If you’re early in the woodworking learning curve, you need to know that amazing cabinetry does not require years of experience.

If you're early in the woodworking learning curve, you need to know that amazing cabinetry does not require years of experience, an arsenal of complicated joinery techniques, or a workshop full of expensive tools. All one really needs is a strong work ethic (building huge built-ins is a big task!), access to some basic tools, and the following "Sawdust Girl Fundamentals."

Do your own cutting

Because large sheet goods and long lumber are cumbersome, difficult to transport, and heavy, it's often tempting to have the lumberyard break down your lumber for you. But unless they are VERY particular about accuracy, trusting your own cuts will save you time in the long run.

My "must-have" tools for cutting: a circular saw with a decent rip guide and a mitersaw. That's it! Well-tuned, the mitersaw handles lumber for face frames while a circ saw set up as shown below cuts sheet goods as accurately as a tablesaw for one-tenth the price.

Equipped with a premium, 40-or-more-tooth blade and a saw guide, a circular saw makes a precise, tear-out-free cut.

Choose simple joinery

Dadoes, rabbets, tongue-and-groove, mortise-and-tenon, dowels, biscuits—these joints require precision, equipment, and skills that may overwhelm a beginner. Instead, opt for simple butt joints, securing them with glue and screws [below]. They're plenty strong for most cabinet applications, especially once they're stiffened by face frames and bolstered by neighboring cabinet boxes.
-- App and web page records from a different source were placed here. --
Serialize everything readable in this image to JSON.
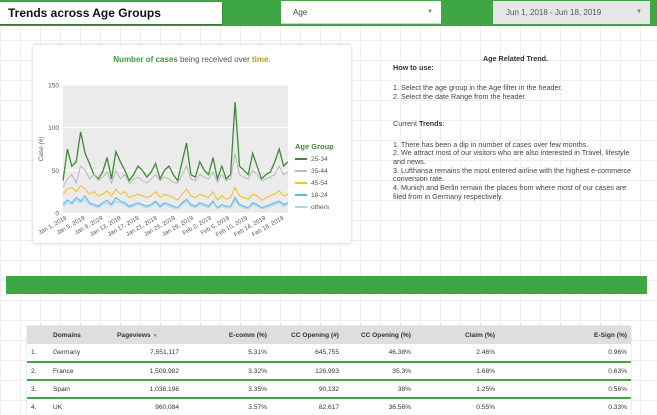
{
  "header": {
    "title": "Trends across Age Groups",
    "age_filter": {
      "value": "Age"
    },
    "date_filter": {
      "value": "Jun 1, 2018 - Jun 18, 2019"
    },
    "colors": {
      "accent": "#3ea744"
    }
  },
  "chart_title": {
    "part1": "Number of cases",
    "part2": " being received over ",
    "part3": "time",
    "part4": "."
  },
  "chart_data": {
    "type": "line",
    "title": "Number of cases being received over time.",
    "ylabel": "Case (#)",
    "xlabel": "",
    "ylim": [
      0,
      150
    ],
    "yticks": [
      0,
      50,
      100,
      150
    ],
    "xtick_labels": [
      "Jan 1, 2019",
      "Jan 5, 2019",
      "Jan 9, 2019",
      "Jan 13, 2019",
      "Jan 17, 2019",
      "Jan 21, 2019",
      "Jan 25, 2019",
      "Jan 29, 2019",
      "Feb 2, 2019",
      "Feb 6, 2019",
      "Feb 10, 2019",
      "Feb 14, 2019",
      "Feb 18, 2019"
    ],
    "legend_title": "Age Group",
    "legend_position": "right",
    "grid": true,
    "x_range": [
      "Jan 1, 2019",
      "Feb 21, 2019"
    ],
    "series": [
      {
        "name": "25-34",
        "color": "#3d8b37",
        "values": [
          38,
          75,
          55,
          60,
          95,
          70,
          58,
          45,
          40,
          48,
          65,
          40,
          72,
          60,
          50,
          38,
          45,
          55,
          50,
          42,
          48,
          58,
          40,
          50,
          55,
          45,
          38,
          60,
          82,
          45,
          42,
          60,
          50,
          45,
          65,
          40,
          55,
          40,
          45,
          130,
          55,
          50,
          45,
          70,
          55,
          40,
          45,
          48,
          60,
          75,
          55,
          60
        ]
      },
      {
        "name": "35-44",
        "color": "#bdbdbd",
        "values": [
          30,
          40,
          45,
          35,
          55,
          50,
          40,
          45,
          38,
          42,
          48,
          35,
          50,
          40,
          45,
          35,
          40,
          42,
          38,
          35,
          40,
          45,
          38,
          42,
          40,
          36,
          35,
          45,
          55,
          40,
          38,
          45,
          42,
          40,
          48,
          36,
          45,
          38,
          40,
          70,
          45,
          42,
          40,
          50,
          45,
          38,
          40,
          42,
          45,
          55,
          45,
          48
        ]
      },
      {
        "name": "45-54",
        "color": "#f6c030",
        "values": [
          22,
          28,
          30,
          25,
          32,
          28,
          22,
          25,
          20,
          22,
          26,
          20,
          28,
          22,
          25,
          18,
          20,
          22,
          20,
          18,
          20,
          25,
          18,
          22,
          20,
          18,
          15,
          22,
          28,
          20,
          18,
          22,
          20,
          18,
          25,
          15,
          20,
          16,
          18,
          30,
          20,
          18,
          16,
          22,
          20,
          15,
          18,
          20,
          22,
          26,
          20,
          22
        ]
      },
      {
        "name": "18-24",
        "color": "#5db8e6",
        "values": [
          10,
          15,
          12,
          18,
          14,
          20,
          12,
          10,
          8,
          12,
          15,
          10,
          18,
          14,
          12,
          8,
          10,
          12,
          10,
          8,
          10,
          14,
          8,
          12,
          10,
          8,
          6,
          12,
          16,
          10,
          8,
          12,
          10,
          8,
          14,
          6,
          10,
          8,
          8,
          18,
          10,
          8,
          6,
          12,
          10,
          6,
          8,
          10,
          12,
          14,
          10,
          12
        ]
      },
      {
        "name": "others",
        "color": "#a6d8f2",
        "values": [
          8,
          12,
          10,
          15,
          12,
          16,
          10,
          8,
          6,
          10,
          12,
          8,
          14,
          12,
          10,
          6,
          8,
          10,
          8,
          6,
          8,
          12,
          6,
          10,
          8,
          6,
          5,
          10,
          14,
          8,
          6,
          10,
          8,
          6,
          12,
          5,
          8,
          6,
          6,
          15,
          8,
          6,
          5,
          10,
          8,
          5,
          6,
          8,
          10,
          12,
          8,
          10
        ]
      }
    ]
  },
  "info_panel": {
    "heading": "Age Related Trend.",
    "how_to_use_label": "How to use:",
    "how_to_use_items": [
      "1. Select the age group in the Age filter in the header.",
      "2. Select the date Range from the header."
    ],
    "current_trends_prefix": "Current ",
    "current_trends_bold": "Trends",
    "current_trends_suffix": ":",
    "trend_items": [
      "1. There has been a dip in number of cases over few months.",
      "2. We attract most of our visitors who are also interested in Travel, lifestyle and news.",
      "3. Lufthansa remains the most entered airline with the highest e-commerce conversion rate.",
      "4. Munich and Berlin remain the places from where most of our cases are filed from in Germany respectively."
    ]
  },
  "table": {
    "columns": [
      "Domains",
      "Pageviews",
      "E-comm (%)",
      "CC Opening (#)",
      "CC Opening (%)",
      "Claim (%)",
      "E-Sign (%)"
    ],
    "sort_arrow": "▼",
    "rows": [
      {
        "index": "1.",
        "domain": "Germany",
        "pageviews": "7,551,117",
        "ecomm": "5.31%",
        "cc_open_n": "645,755",
        "cc_open_pct": "46.38%",
        "claim": "2.46%",
        "esign": "0.96%"
      },
      {
        "index": "2.",
        "domain": "France",
        "pageviews": "1,509,982",
        "ecomm": "3.32%",
        "cc_open_n": "126,993",
        "cc_open_pct": "35.3%",
        "claim": "1.68%",
        "esign": "0.63%"
      },
      {
        "index": "3.",
        "domain": "Spain",
        "pageviews": "1,038,196",
        "ecomm": "3.35%",
        "cc_open_n": "90,132",
        "cc_open_pct": "38%",
        "claim": "1.25%",
        "esign": "0.56%"
      },
      {
        "index": "4.",
        "domain": "UK",
        "pageviews": "960,084",
        "ecomm": "3.57%",
        "cc_open_n": "82,617",
        "cc_open_pct": "36.56%",
        "claim": "0.55%",
        "esign": "0.33%"
      }
    ]
  }
}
Self-drilling, multi-material screws, such as these from Spax, prevent splitting while eliminating the time-consuming job of drilling pilot holes.

Use a pocket-hole jig to build and attach face frames to the cabinet. Where it's impossible to build a face frame separately and attach it, I fasten it to the cabinet piece by piece with glue and nails.

Keep things square and level

Two places to avoid skimping: squaring and leveling during assembly and installation.

Out-of-square cabinets cause gaps, leaning, and can weaken the units. Make sure each box is perfectly square before moving on. Corner clamps and right-angle braces [below] double as an extra set of hands while squaring the case during assembly.

Build your own right-angle braces, such as this one from woodmagazine.com/brace, to hold large workpieces square during assembly.

Installing your built-ins perfectly level is just as important. Level and plumb your cabinets in every direction. You might have to get "shim-happy" but that's OK! No house is exactly level; there will be imperfections in your floors, walls, and ceiling. So use as many shims as you need.

Once you've built some confidence in these basic skills, you'll be ready to take on an entire houseful of amazing built-ins. Now if you'll excuse me, I have some cabinets to build!